That said, the "Speed Racer" Blu-ray is clearly an unparalleled study in contrasts. For all the raving accolades about its video quality, the lackluster lossy Dolby Digital 5.1-channel mix is a remarkable letdown. Although robust at the 640kbps maximum bandwidth, the sound still lacks the presence, detail and spacial quality of lossless or uncompressed audio, and this title desperately needs a lossless treatment!
Warner Brothers opted to place this movie on a 25GB disc instead of 50GB, which may explain their avoidance of lossless sound. However, just as they did with "Superman Returns," Warner Brothers could end their reproach on "Speed Racer" by reissuing this title with a highly deserved lossless soundtrack. I can only imagine what this would do for this title, and I imagine a whole lot. I would not hesitate to purchase this title once again if it were to reappear with upgraded audio.
Although of the action/sci-fi/comedy sort of blend, "Speed Racer" also has its moments of drama, and the Wachowski brothers come through with well-developed characters and a generally cohesive story. Parts of the movie's special effects have a definite "Matrix-esque" look to them, and the racing sequences are astonishing and hyped to the max! Overall, the creative atmosphere of the movie is on a level occupied by few films.
The "Racer" family cast is star-studded, and endearing to watch throughout the entire movie. Emile Hirsch was cast in the story's lead role as Speed Racer, and performs solidly. Not necessarily a movie for the youngest children, it can still be classified as a family film. It's a bit lengthy, going for over two hours, so if you are watching this movie with a group of people, be prepared for staggered restroom breaks!
Overall, a decent and very unique Blu-ray to own, save for its lossy soundtrack. There's not a good reason to avoid lossless or uncompressed audio on Blu-ray these days, and this movie is at the pinnacle of that notion. Hopefully Warner Brothers will step up and give "Speed Racer" the proper sound to match its stellar picture!
Sony Music | 2006 | 89 min | Not rated | Region free
| May 29, 2007
December 2005. Los Angeles, California. Trumpeter Chris Botti, on the heels of his break-
through gold certified album "When I Fall In Love", and the record-breaking follow up "To
Love Again", plays two triumphant shows at the...
Chris Botti is committed to the trumpet, and the Blu-ray presentation of this show, shot in Los Angeles, will both exite and warm you. A fine array of special guests, each bringiing something very special to the show. If you are a fan of live jazz music, but have not seen this disc before, it will make a fine blind buy for you.
Video is 1080i/60, but very solid. The entire presentation is rather dark, but colorful, with little grain or other artifacts associated with video capture in low light. Excellent videography and editing work.
The audio is the shining star of this disc - absolutely superb.
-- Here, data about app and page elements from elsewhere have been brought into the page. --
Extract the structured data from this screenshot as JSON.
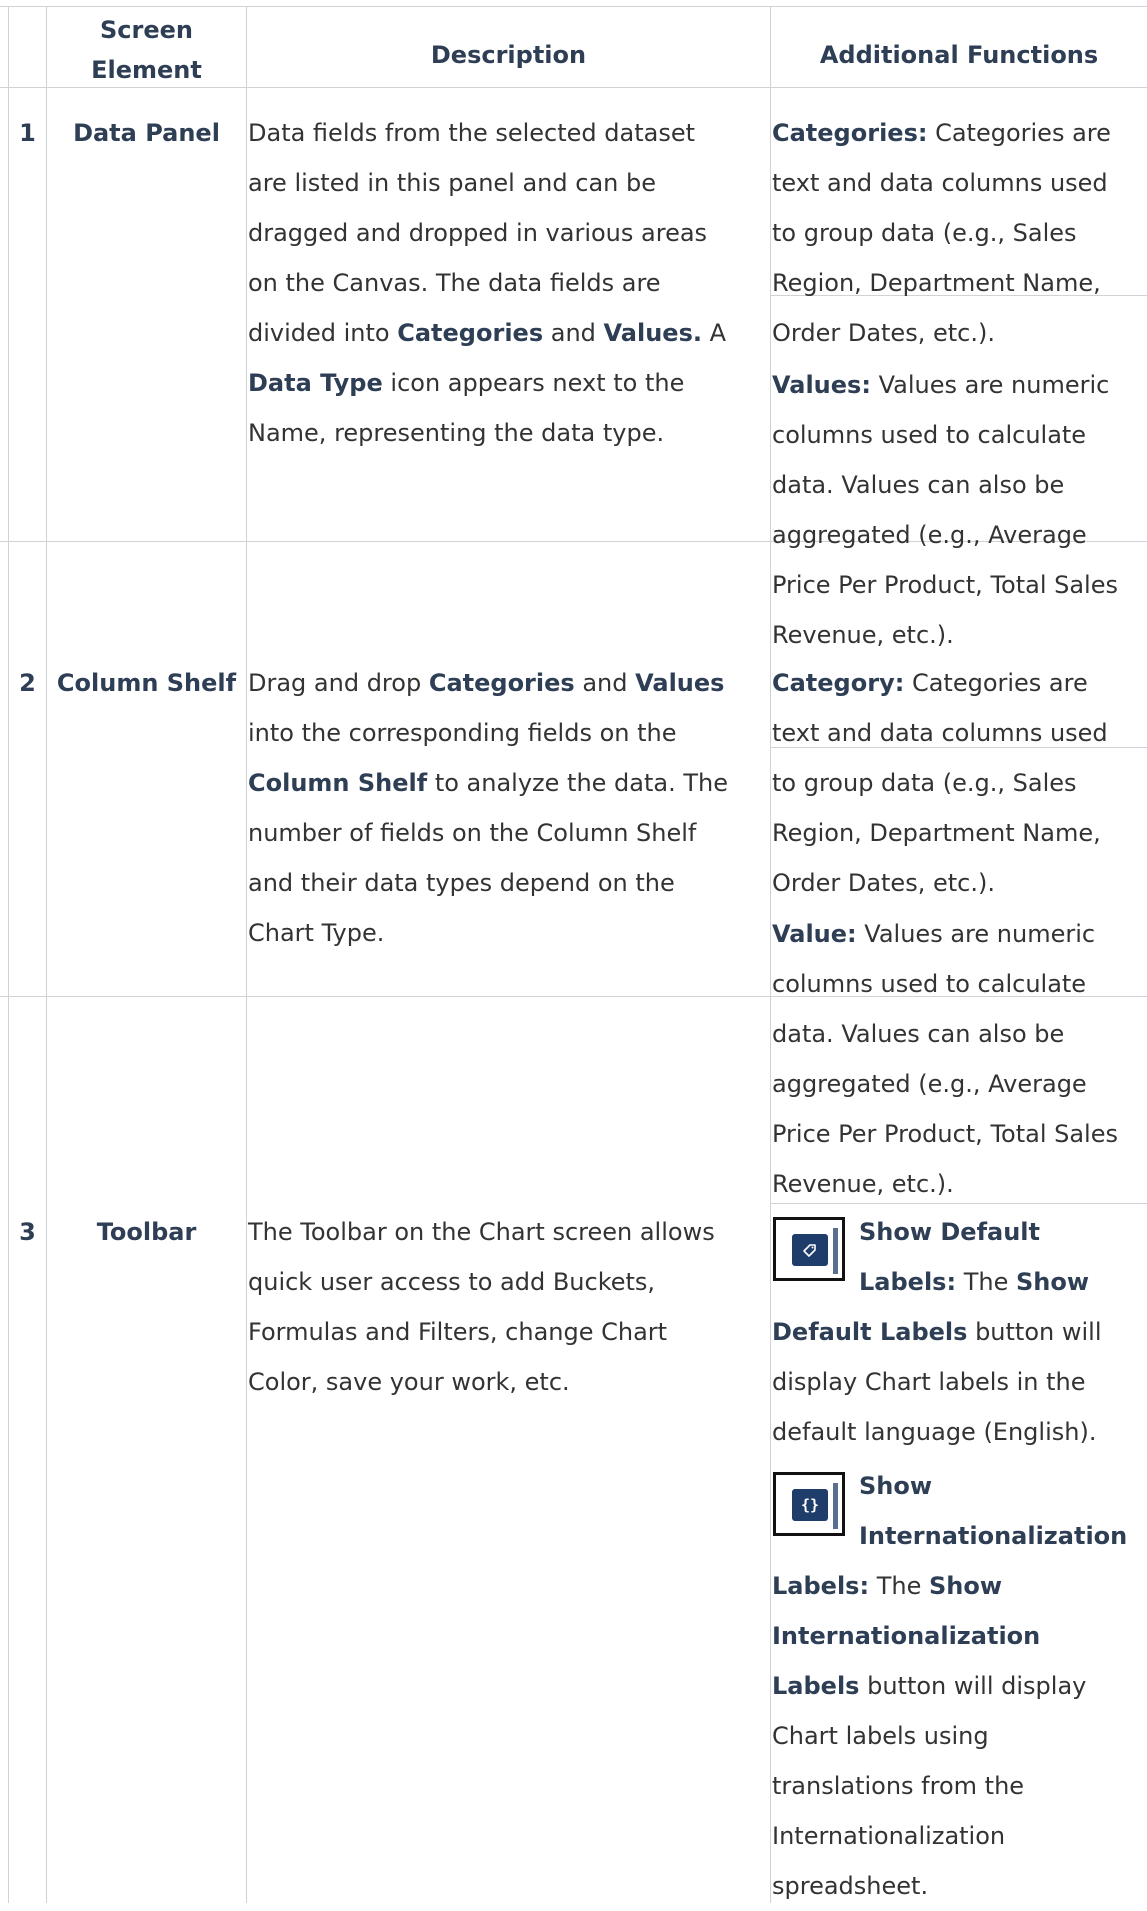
{
  "headers": {
    "screen_element": "Screen Element",
    "screen_element_line1": "Screen",
    "screen_element_line2": "Element",
    "description": "Description",
    "additional_functions": "Additional Functions"
  },
  "rows": [
    {
      "number": "1",
      "element": "Data Panel",
      "description": {
        "l1": "Data fields from the selected dataset",
        "l2": "are listed in this panel and can be",
        "l3": "dragged and dropped in various areas",
        "l4": "on the Canvas. The data fields are",
        "l5_a": "divided into ",
        "l5_b1": "Categories",
        "l5_c": " and ",
        "l5_b2": "Values.",
        "l5_d": " A",
        "l6_b": "Data Type",
        "l6_c": " icon appears next to the",
        "l7": "Name, representing the data type."
      },
      "functions": [
        {
          "label": "Categories:",
          "l1": " Categories are",
          "l2": "text and data columns used",
          "l3": "to group data (e.g., Sales",
          "l4": "Region, Department Name,",
          "l5": "Order Dates, etc.)."
        },
        {
          "label": "Values:",
          "l1": " Values are numeric",
          "l2": "columns used to calculate",
          "l3": "data. Values can also be",
          "l4": "aggregated (e.g., Average",
          "l5": "Price Per Product, Total Sales",
          "l6": "Revenue, etc.)."
        }
      ]
    },
    {
      "number": "2",
      "element": "Column Shelf",
      "description": {
        "l1_a": "Drag and drop ",
        "l1_b1": "Categories",
        "l1_c": " and ",
        "l1_b2": "Values",
        "l2": "into the corresponding fields on the",
        "l3_b": "Column Shelf",
        "l3_c": " to analyze the data. The",
        "l4": "number of fields on the Column Shelf",
        "l5": "and their data types depend on the",
        "l6": "Chart Type."
      },
      "functions": [
        {
          "label": "Category:",
          "l1": " Categories are",
          "l2": "text and data columns used",
          "l3": "to group data (e.g., Sales",
          "l4": "Region, Department Name,",
          "l5": "Order Dates, etc.)."
        },
        {
          "label": "Value:",
          "l1": " Values are numeric",
          "l2": "columns used to calculate",
          "l3": "data. Values can also be",
          "l4": "aggregated (e.g., Average",
          "l5": "Price Per Product, Total Sales",
          "l6": "Revenue, etc.)."
        }
      ]
    },
    {
      "number": "3",
      "element": "Toolbar",
      "description": {
        "l1": "The Toolbar on the Chart screen allows",
        "l2": "quick user access to add Buckets,",
        "l3": "Formulas and Filters, change Chart",
        "l4": "Color, save your work, etc."
      },
      "functions": [
        {
          "icon": "tag-icon",
          "t1": "Show Default",
          "t2": "Labels:",
          "t2_c": " The ",
          "t2_b": "Show",
          "l3_b": "Default Labels",
          "l3_c": " button will",
          "l4": "display Chart labels in the",
          "l5": "default language (English)."
        },
        {
          "icon": "braces-icon",
          "t1": "Show",
          "t2": "Internationalization",
          "l3_b": "Labels:",
          "l3_c": " The ",
          "l3_b2": "Show",
          "l4_b": "Internationalization",
          "l5_b": "Labels",
          "l5_c": " button will display",
          "l6": "Chart labels using",
          "l7": "translations from the",
          "l8": "Internationalization",
          "l9": "spreadsheet."
        }
      ]
    }
  ]
}
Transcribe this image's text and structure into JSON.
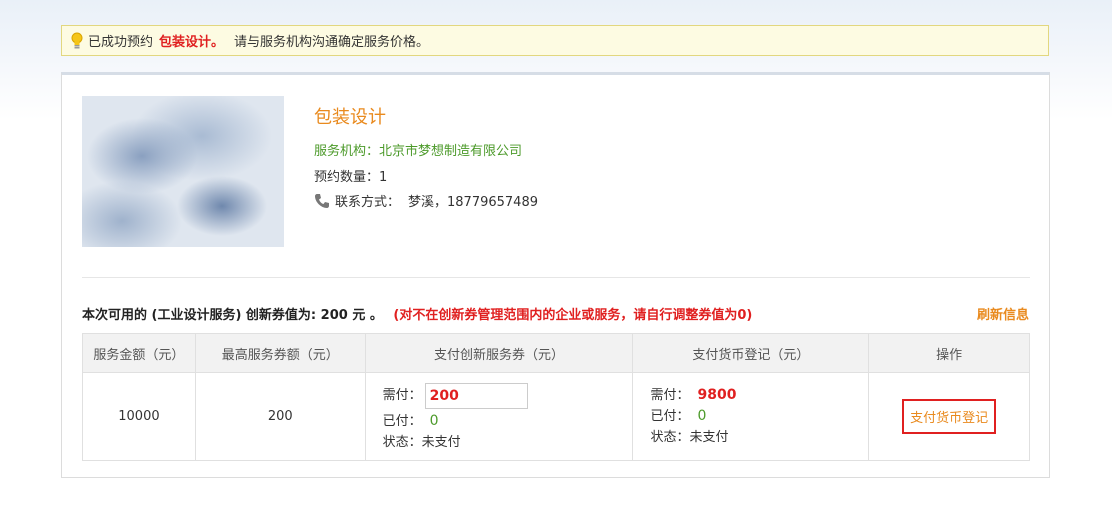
{
  "notice": {
    "prefix": "已成功预约",
    "service": "包装设计。",
    "rest": "请与服务机构沟通确定服务价格。"
  },
  "service": {
    "title": "包装设计",
    "org": "服务机构：北京市梦想制造有限公司",
    "qty": "预约数量：1",
    "contact_label": "联系方式：",
    "contact_value": "梦溪，18779657489"
  },
  "summary": {
    "text": "本次可用的 (工业设计服务) 创新券值为: 200 元 。",
    "warning": "(对不在创新券管理范围内的企业或服务，请自行调整券值为0)",
    "refresh": "刷新信息"
  },
  "table": {
    "headers": [
      "服务金额（元）",
      "最高服务券额（元）",
      "支付创新服务券（元）",
      "支付货币登记（元）",
      "操作"
    ],
    "row": {
      "amount": "10000",
      "max_voucher": "200",
      "voucher": {
        "need_label": "需付：",
        "need_value": "200",
        "paid_label": "已付：",
        "paid_value": "0",
        "status": "状态：未支付"
      },
      "currency": {
        "need_label": "需付：",
        "need_value": "9800",
        "paid_label": "已付：",
        "paid_value": "0",
        "status": "状态：未支付"
      },
      "action": "支付货币登记"
    }
  },
  "colors": {
    "accent_orange": "#e98a1e",
    "alert_red": "#e02020",
    "green": "#4c9a2a"
  },
  "icons": [
    "lightbulb-icon",
    "phone-icon"
  ]
}
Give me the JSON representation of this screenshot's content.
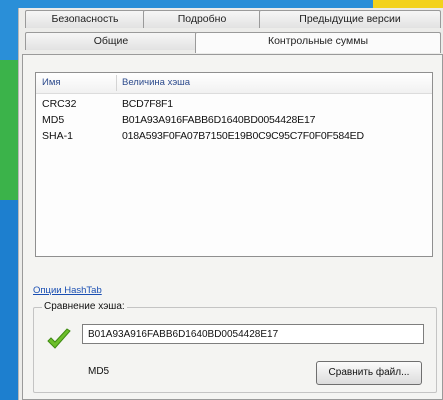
{
  "tabs": {
    "row1": [
      "Безопасность",
      "Подробно",
      "Предыдущие версии"
    ],
    "row2": [
      "Общие",
      "Контрольные суммы"
    ]
  },
  "hash_list": {
    "col_name": "Имя",
    "col_hash": "Величина хэша",
    "rows": [
      {
        "name": "CRC32",
        "hash": "BCD7F8F1"
      },
      {
        "name": "MD5",
        "hash": "B01A93A916FABB6D1640BD0054428E17"
      },
      {
        "name": "SHA-1",
        "hash": "018A593F0FA07B7150E19B0C9C95C7F0F0F584ED"
      }
    ]
  },
  "options_link": "Опции HashTab",
  "compare": {
    "title": "Сравнение хэша:",
    "value": "B01A93A916FABB6D1640BD0054428E17",
    "algorithm": "MD5",
    "button": "Сравнить файл..."
  },
  "colors": {
    "check": "#6cbf2a",
    "link": "#1a4fb3"
  }
}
The 5.1-channel uncompressed PCM audio is also 24-bit/96KHz, and the mix is both robustly and delicately reproduced. Incredibly enveloping - you'll feel like you're there. Solid lows and sparkling, greatly detailed highs. The microphone used for vocals is, in my opinion, a bit flat, but that was likely more a matter of show circumstance, and not the post-production.
Although the video is done well, I like the audio more. I've turned the TV off just to play the music as background.
I, too, disagree that the lossy Dolby Digital 5.1-channel audio is better than the 5.1-channel uncompressed PCM audio. Typical of Dolby Digital, the minute and most delicate nuances of sound are just not as present, or gone altogether. Could hear a bit of artifacting on certain notes of Botti's trumpet in the Dolby Digital audio as well.
On the concert Blu-ray level, I give this release the highest overall recommendation.